Should Seedlings Be Thinned Out?

Once they start growing, they might start crowding each other out. That's the time to start thinning the seeds. You need to choose the strongest ones to stay and remove the weaker ones. Some gardeners choose to remove the weaker ones and replant them. Roots can become damaged but if you want to give it a try go ahead. If you choose to just thin out the plants, snip off the seedlings, that are being removed, at the soil line.

When To Fertilize:

When the seeds' food storage structure starts appearing, they look like leaves but aren't. When the second sets of real leaves start developing. These are the times to start your fertilization.

When Should Plants Be Placed In Larger Pots:

Some of your larger, fast growing seedlings will need to be moved to larger pots before it's time for them to go outdoors. Tomatoes are a good example, so when they get around four inches tall, gently remove them from their smaller pots.

When Should Plants Be Moved Outdoors?

Depending on the climate you live in and when the last frost arrives in the spring will dictate when you should move your plants outdoors. Seed packets should offer planting suggestions regarding their sowing requirements.

You should also consider whether your plants like cool or warm growing conditions. If the packet doesn't give you enough information, there are reference books that address all plants and their ideal environment.

I Don't Know The Last Frost Date, What Should I Do?

If you have moved from a different part of the country or are new to gardening, others will help you out. Ask a friend, a neighbor or contact the local gardening center, these people will be glad to help you out.

How Will My Plants Inoculate To Outdoor An Environment?

The process is called "hardening off", it simply helps the plants to become used to outdoor conditions. Outdoor conditions are harsher than the soft life they have experience indoors. Approximately one week before planting your seedlings into the garden, place them in a protected area outdoors for a few hours a day and bring them in a night. The protected area should be partial shade and out of the wind. Gradually expose them to more sunshine and wind, leaving them outside but moving them around, for approximately one week to ten days.

Problems Along The Way:

Poor germination can be a problem with some plants. Usually this is caused by seedlings that take a little longer to germinate. The packets should have the germination period and growth rate for that specific plant. Some seeds will take two or more weeks to start sprouting.

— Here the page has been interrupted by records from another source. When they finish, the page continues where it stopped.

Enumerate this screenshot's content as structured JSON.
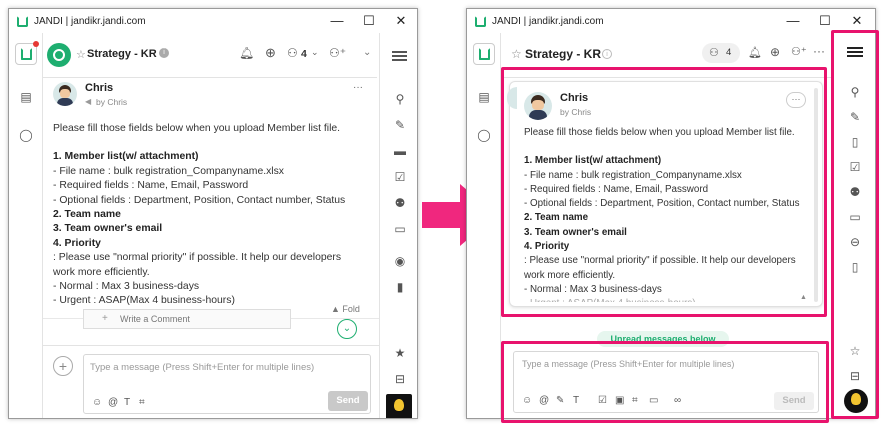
{
  "window": {
    "title": "JANDI | jandikr.jandi.com",
    "minimize": "—",
    "maximize": "☐",
    "close": "✕"
  },
  "topic": {
    "name": "Strategy - KR",
    "member_count": "4"
  },
  "message": {
    "author": "Chris",
    "by_line": "by Chris",
    "more": "···",
    "lines": [
      "Please fill those fields below when you upload Member list file.",
      "",
      "1. Member list(w/ attachment)",
      " - File name : bulk registration_Companyname.xlsx",
      " - Required fields : Name, Email, Password",
      " - Optional fields : Department, Position, Contact number, Status",
      "2. Team name",
      "3. Team owner's email",
      "4. Priority",
      "  : Please use \"normal priority\" if possible. It help our developers work more efficiently.",
      " - Normal : Max 3 business-days",
      " - Urgent : ASAP(Max 4 business-hours)"
    ],
    "fold": "▲ Fold",
    "write_comment": "Write a Comment"
  },
  "composer": {
    "placeholder": "Type a message (Press Shift+Enter for multiple lines)",
    "send": "Send"
  },
  "unread_banner": "Unread messages below",
  "colors": {
    "brand_green": "#1eae70",
    "highlight": "#e8136d",
    "arrow": "#f0277e"
  }
}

Poor germination may also occur from too wet or too cold soil which will cause them to rot. Sometimes the soil is too dry and the seeds are not capable of absorbing the moisture needed to sprout. Their roots are very fragile and this will cause them to die before any shoots can emerge. Seeds that are not properly stored or are too old will also not germinate.

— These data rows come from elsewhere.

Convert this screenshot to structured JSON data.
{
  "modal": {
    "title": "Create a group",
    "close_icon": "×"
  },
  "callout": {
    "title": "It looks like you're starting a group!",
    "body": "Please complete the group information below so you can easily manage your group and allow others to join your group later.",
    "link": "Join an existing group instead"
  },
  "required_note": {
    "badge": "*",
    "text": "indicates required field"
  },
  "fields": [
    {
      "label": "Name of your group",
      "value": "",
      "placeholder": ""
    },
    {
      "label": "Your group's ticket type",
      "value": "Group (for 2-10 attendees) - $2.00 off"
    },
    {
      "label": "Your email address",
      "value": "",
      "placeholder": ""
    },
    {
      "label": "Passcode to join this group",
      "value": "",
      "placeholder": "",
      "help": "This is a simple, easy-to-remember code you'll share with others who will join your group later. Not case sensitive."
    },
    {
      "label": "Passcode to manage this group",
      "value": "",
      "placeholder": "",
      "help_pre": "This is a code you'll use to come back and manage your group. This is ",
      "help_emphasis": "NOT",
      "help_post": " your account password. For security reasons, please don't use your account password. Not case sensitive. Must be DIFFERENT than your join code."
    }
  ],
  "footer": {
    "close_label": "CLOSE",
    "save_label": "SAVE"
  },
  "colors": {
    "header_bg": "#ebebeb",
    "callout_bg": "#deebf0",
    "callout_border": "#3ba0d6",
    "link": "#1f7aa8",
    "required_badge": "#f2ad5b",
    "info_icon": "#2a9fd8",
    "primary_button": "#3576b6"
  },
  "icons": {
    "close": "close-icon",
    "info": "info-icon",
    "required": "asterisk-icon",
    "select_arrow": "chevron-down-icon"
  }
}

Soil borne fungi will attack stems, causing the plants to fall over.You will have to start over by cleaning the containers and sterilizing the mixture. The soil should dry out or be mostly dried out before applying water. Make sure their is good air circulation such as a fan if needed. In order to clean and disinfect used containers, use a solution of 10% bleach and 90% water.

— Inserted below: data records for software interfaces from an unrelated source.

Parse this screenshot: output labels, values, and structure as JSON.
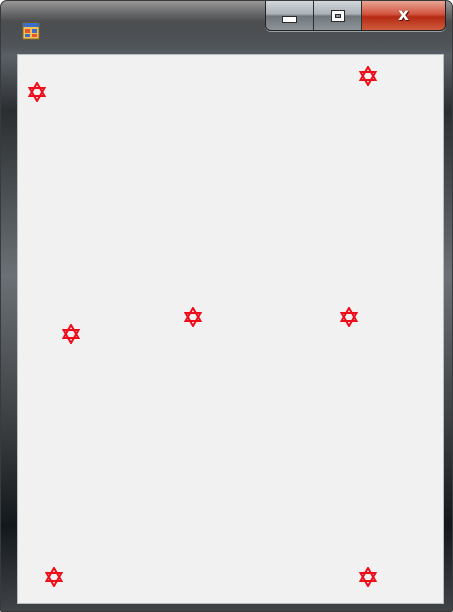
{
  "window": {
    "title": "",
    "app_icon": "windows-form-icon"
  },
  "caption_buttons": {
    "minimize_icon": "minimize-icon",
    "maximize_icon": "maximize-icon",
    "close_glyph": "x"
  },
  "colors": {
    "star": "#ee0d1a",
    "client_background": "#f1f1f1",
    "close_button": "#c43720"
  },
  "canvas": {
    "shape_icon": "six-pointed-star-icon",
    "shape_count": 7
  }
}
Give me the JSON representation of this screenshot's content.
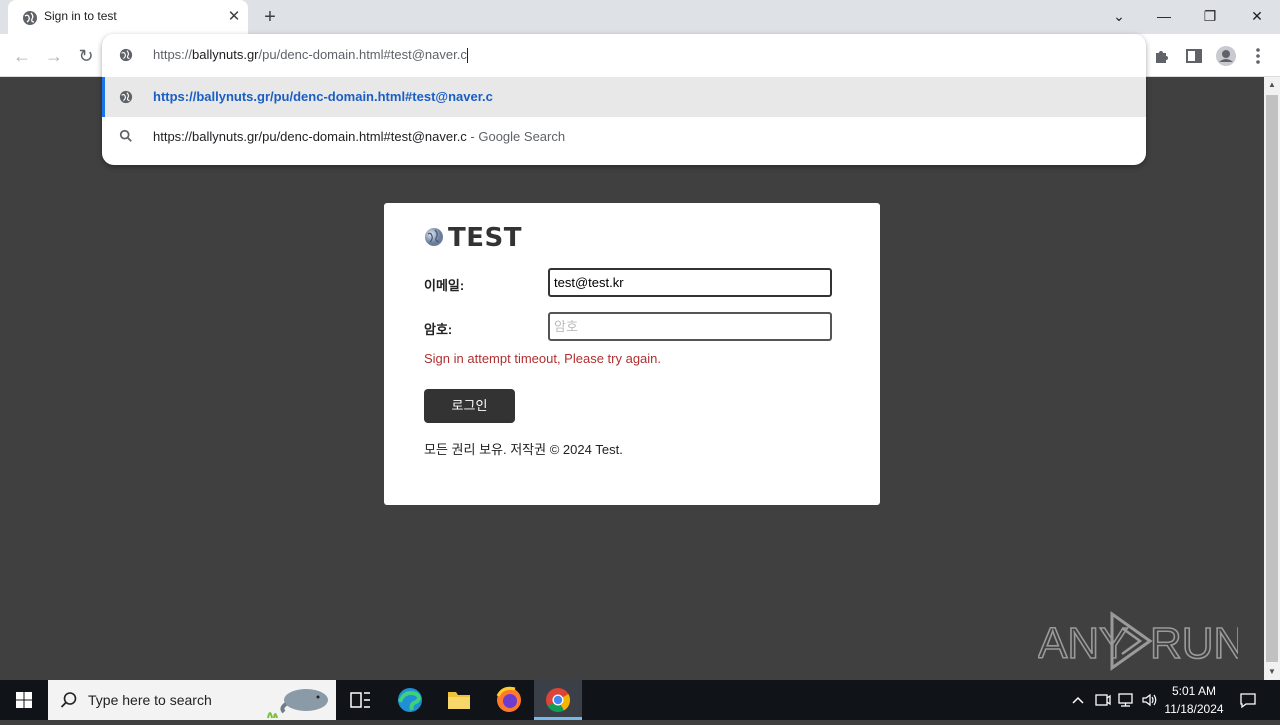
{
  "browser": {
    "tab_title": "Sign in to test",
    "tab_close": "✕",
    "new_tab": "+",
    "window": {
      "dropdown": "⌄",
      "minimize": "—",
      "restore": "❐",
      "close": "✕"
    },
    "nav": {
      "back": "←",
      "forward": "→",
      "reload": "↻"
    }
  },
  "omnibox": {
    "input_prefix": "https://",
    "input_host": "ballynuts.gr",
    "input_path": "/pu/denc-domain.html#test@naver.c",
    "suggestion_url": "https://ballynuts.gr/pu/denc-domain.html#test@naver.c",
    "suggestion_search": "https://ballynuts.gr/pu/denc-domain.html#test@naver.c",
    "suggestion_search_suffix": " - Google Search"
  },
  "card": {
    "logo_text": "TEST",
    "email_label": "이메일:",
    "email_value": "test@test.kr",
    "password_label": "암호:",
    "password_placeholder": "암호",
    "error": "Sign in attempt timeout, Please try again.",
    "login_button": "로그인",
    "footer": "모든 권리 보유. 저작권 © 2024 Test."
  },
  "watermark": {
    "text_left": "ANY",
    "text_right": "RUN"
  },
  "taskbar": {
    "search_placeholder": "Type here to search",
    "time": "5:01 AM",
    "date": "11/18/2024"
  },
  "colors": {
    "accent": "#1a73e8",
    "error": "#b03030",
    "page_bg": "#404040",
    "button_bg": "#333333"
  }
}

If you notice white fuzzy growth or green slimy parts on the surface of your mix or the outside of your biodegradable pots, it's more than likely mold or algae. This is a sign that the mix is way too wet. Although the seedling will probably be fine, you need to get that mix partially dried out. Again, use a fan or other options to bring about good air circulation.

Leggy plants are not getting enough light. Place them under a grow light with the light only a few inches above the plants. Keep the lights on for 14 to 16 hrs a day. If your room temperatures are too warm, this cause leggy problems as well. Over crowding and poor fertilization will cause weak and pale plants.

Pale leaves that are green, yellow or purple are probably a sign of poor nutrients. Once the seedlings are approximately one to two inches in height, start feeding them fertilizer. Use a water-soluble fertilizer that is diluted to half strength for a few weeks. Then start applying full strength each week. Always follow the directions on the labels.